_YOUR GOAL:_
Lines holding the string "desc" are the ones to copy; find them all in the data.

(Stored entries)
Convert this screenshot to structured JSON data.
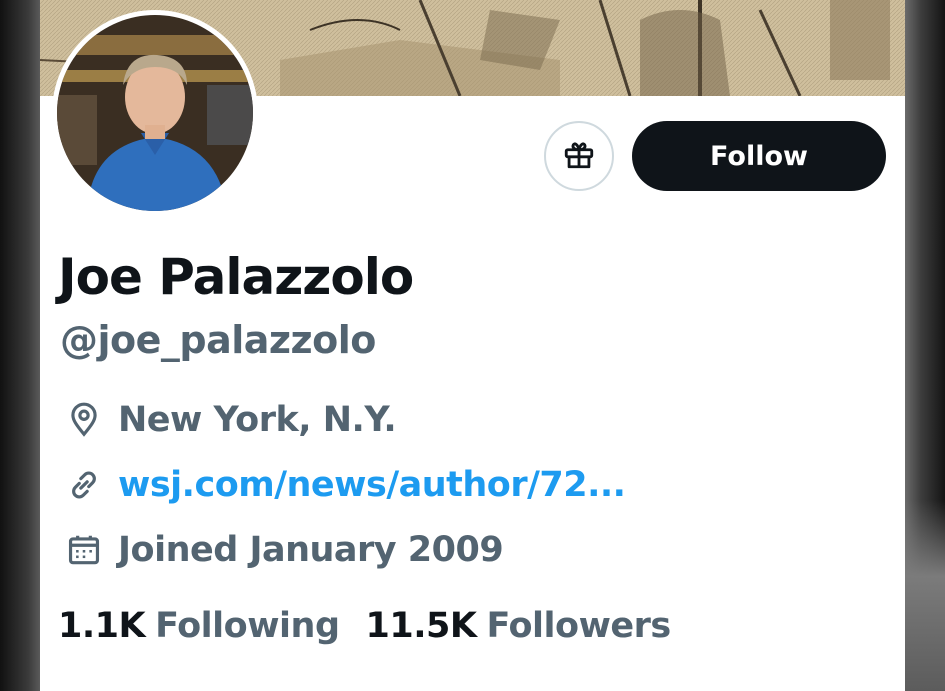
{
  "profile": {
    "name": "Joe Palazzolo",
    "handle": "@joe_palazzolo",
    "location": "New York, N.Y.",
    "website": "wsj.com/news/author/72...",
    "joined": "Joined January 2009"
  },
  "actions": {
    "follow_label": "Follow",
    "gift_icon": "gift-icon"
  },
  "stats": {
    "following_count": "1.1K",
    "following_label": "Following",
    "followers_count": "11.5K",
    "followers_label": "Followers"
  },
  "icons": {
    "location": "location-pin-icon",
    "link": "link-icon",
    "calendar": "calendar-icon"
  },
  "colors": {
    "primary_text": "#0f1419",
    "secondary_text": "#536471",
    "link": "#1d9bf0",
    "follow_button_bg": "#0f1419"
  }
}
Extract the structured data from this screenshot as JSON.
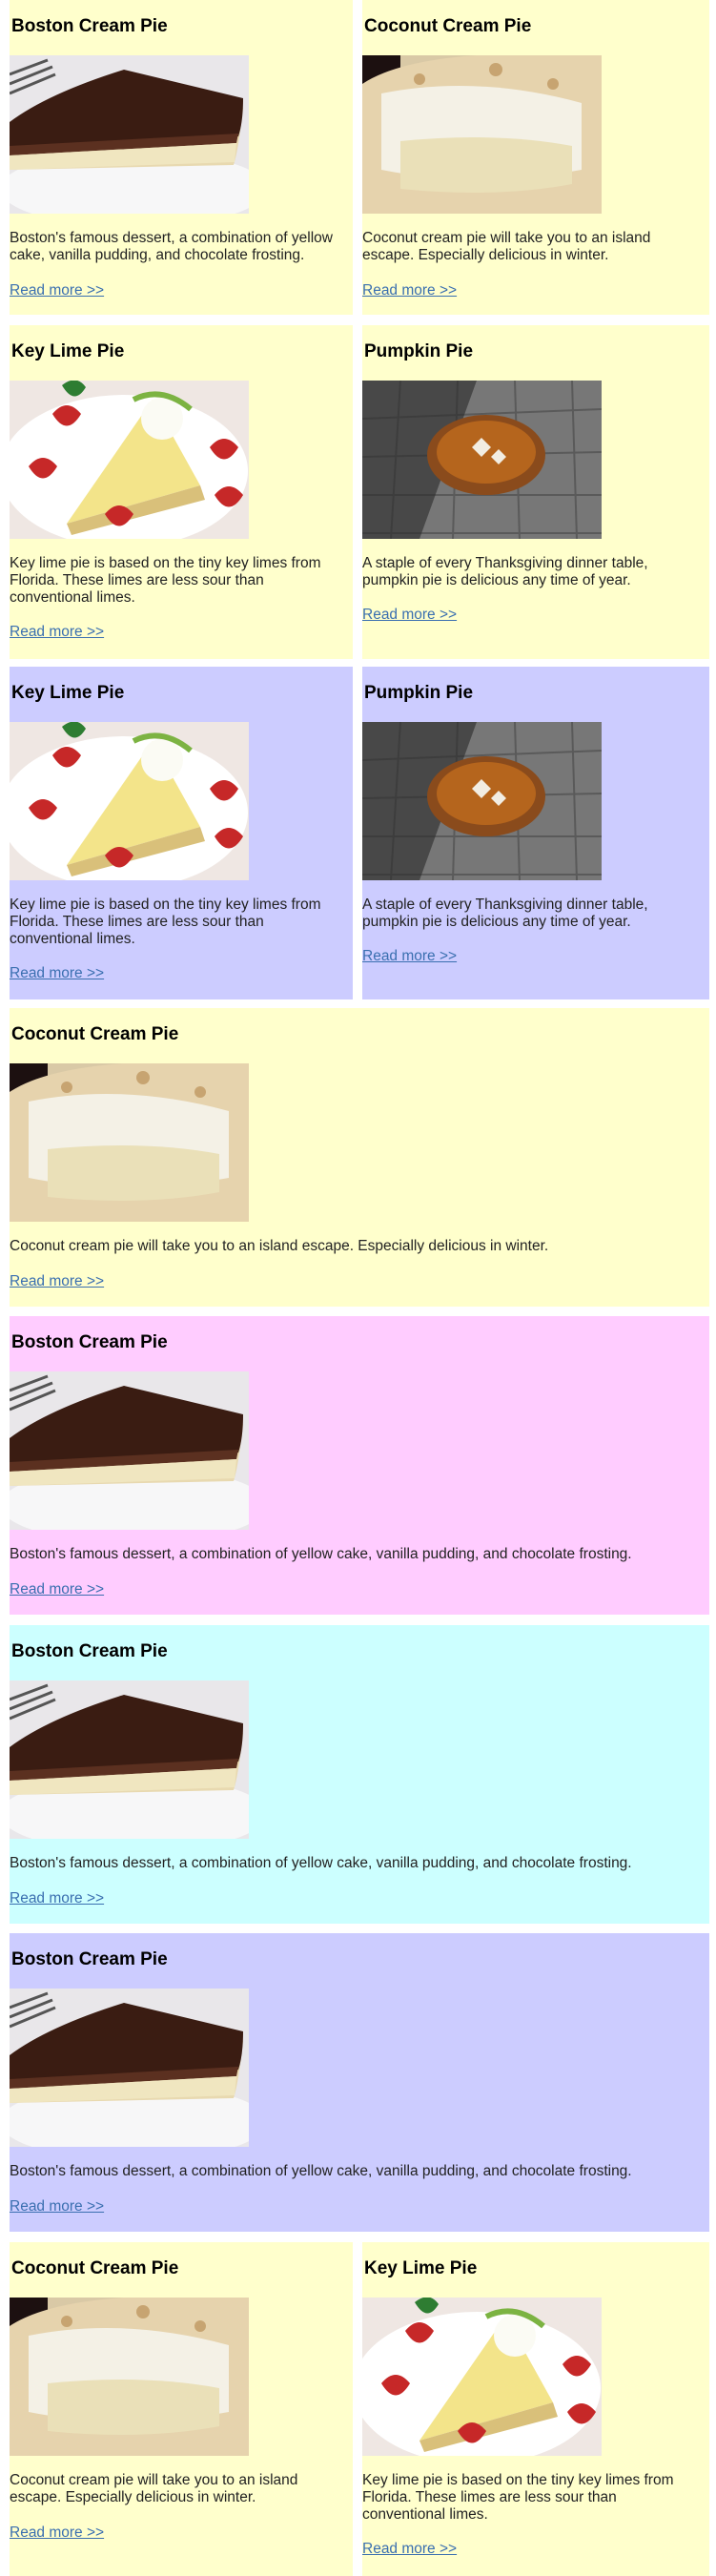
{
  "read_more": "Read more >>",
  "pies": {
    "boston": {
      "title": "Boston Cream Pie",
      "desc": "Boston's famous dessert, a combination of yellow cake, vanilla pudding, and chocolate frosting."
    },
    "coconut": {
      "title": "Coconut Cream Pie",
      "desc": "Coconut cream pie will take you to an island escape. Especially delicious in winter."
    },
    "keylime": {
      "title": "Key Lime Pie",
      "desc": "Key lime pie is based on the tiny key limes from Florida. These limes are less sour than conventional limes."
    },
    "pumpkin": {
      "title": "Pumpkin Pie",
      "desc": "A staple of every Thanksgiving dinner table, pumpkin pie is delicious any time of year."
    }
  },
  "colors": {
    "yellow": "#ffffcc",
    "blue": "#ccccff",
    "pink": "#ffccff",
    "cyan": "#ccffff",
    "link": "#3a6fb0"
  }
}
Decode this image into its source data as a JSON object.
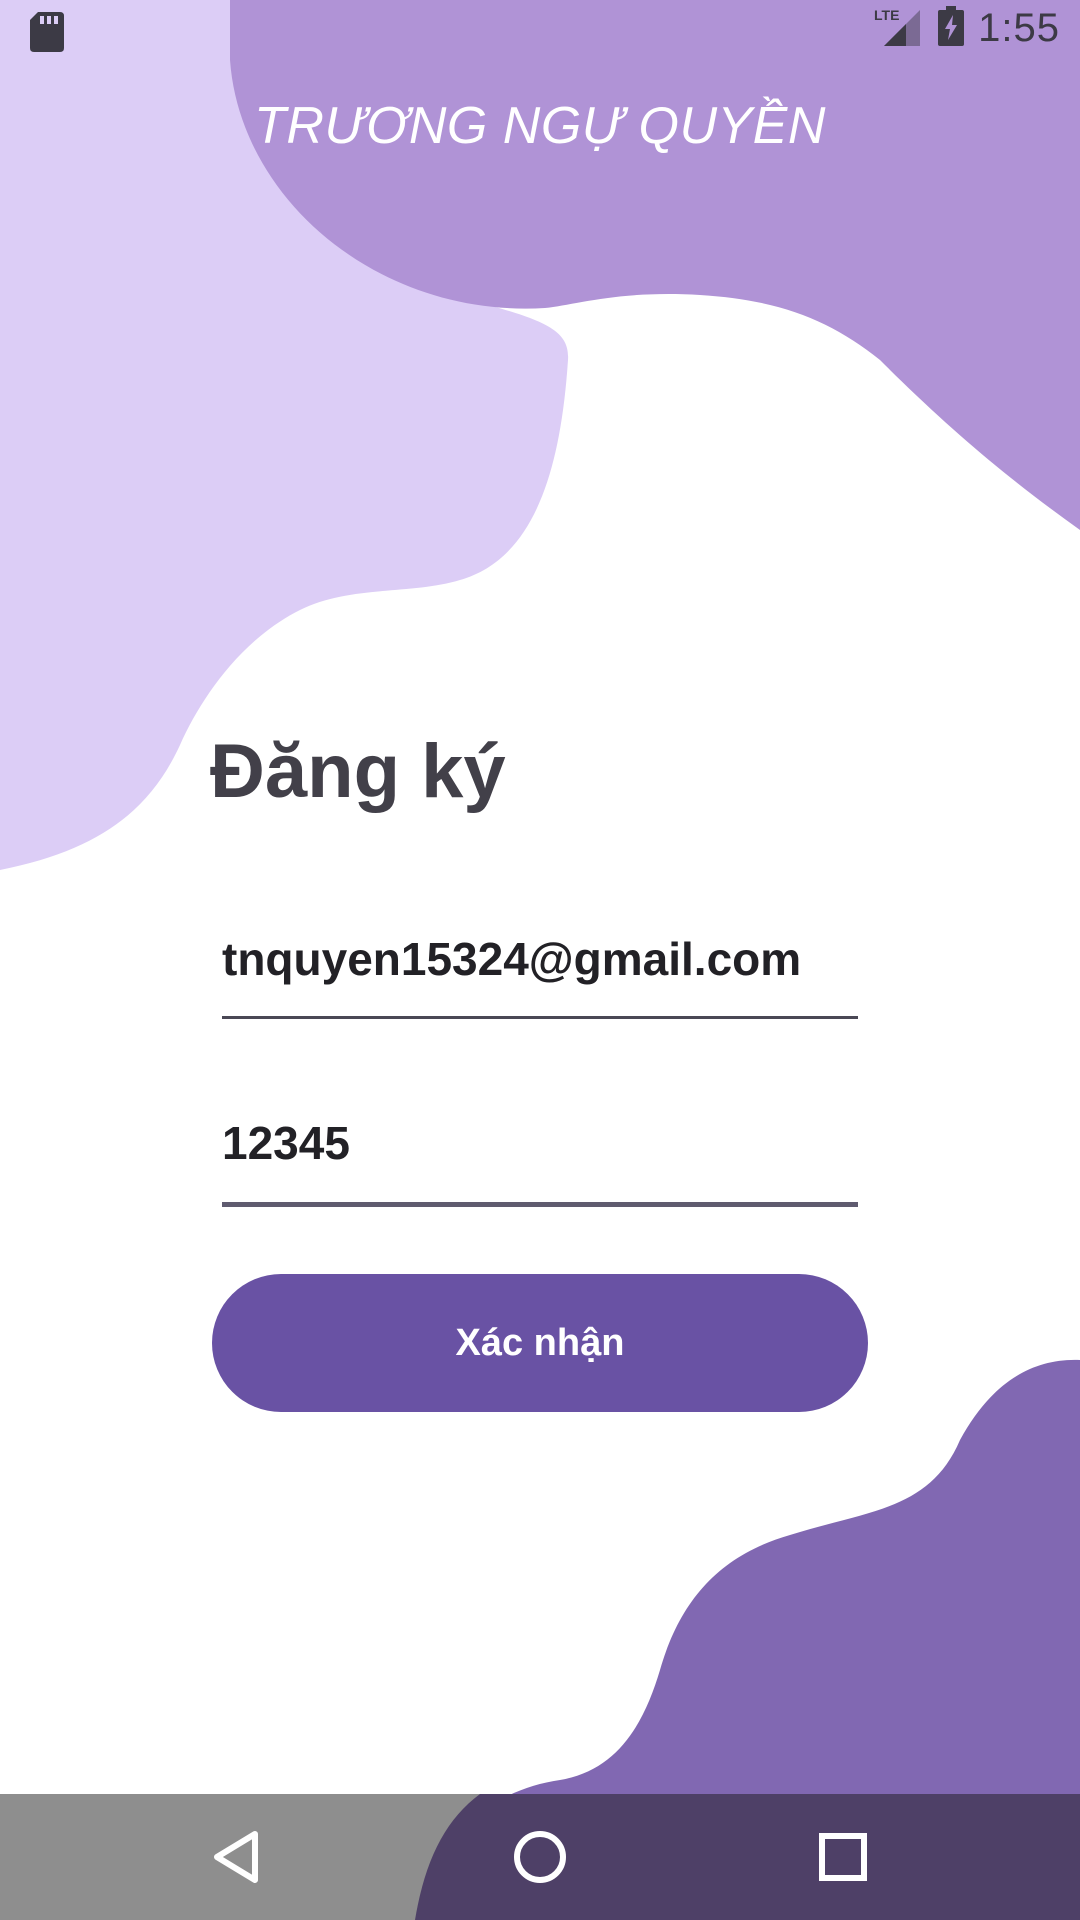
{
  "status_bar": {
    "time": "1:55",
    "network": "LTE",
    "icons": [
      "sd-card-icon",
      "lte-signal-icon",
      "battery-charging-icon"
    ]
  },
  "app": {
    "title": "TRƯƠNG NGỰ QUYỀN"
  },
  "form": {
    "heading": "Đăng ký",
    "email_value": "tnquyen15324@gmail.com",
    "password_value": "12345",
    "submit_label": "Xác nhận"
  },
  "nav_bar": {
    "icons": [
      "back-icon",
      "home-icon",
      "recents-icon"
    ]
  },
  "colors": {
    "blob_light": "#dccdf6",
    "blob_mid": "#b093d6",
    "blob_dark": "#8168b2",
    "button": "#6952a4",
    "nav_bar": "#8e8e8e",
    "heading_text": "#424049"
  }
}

_WRITTEN ANSWER:_
      "desc": "Boston's famous dessert, a combination of yellow cake, vanilla pudding, and chocolate frosting."
      "desc": "Coconut cream pie will take you to an island escape. Especially delicious in winter."
      "desc": "Key lime pie is based on the tiny key limes from Florida. These limes are less sour than conventional limes."
      "desc": "A staple of every Thanksgiving dinner table, pumpkin pie is delicious any time of year."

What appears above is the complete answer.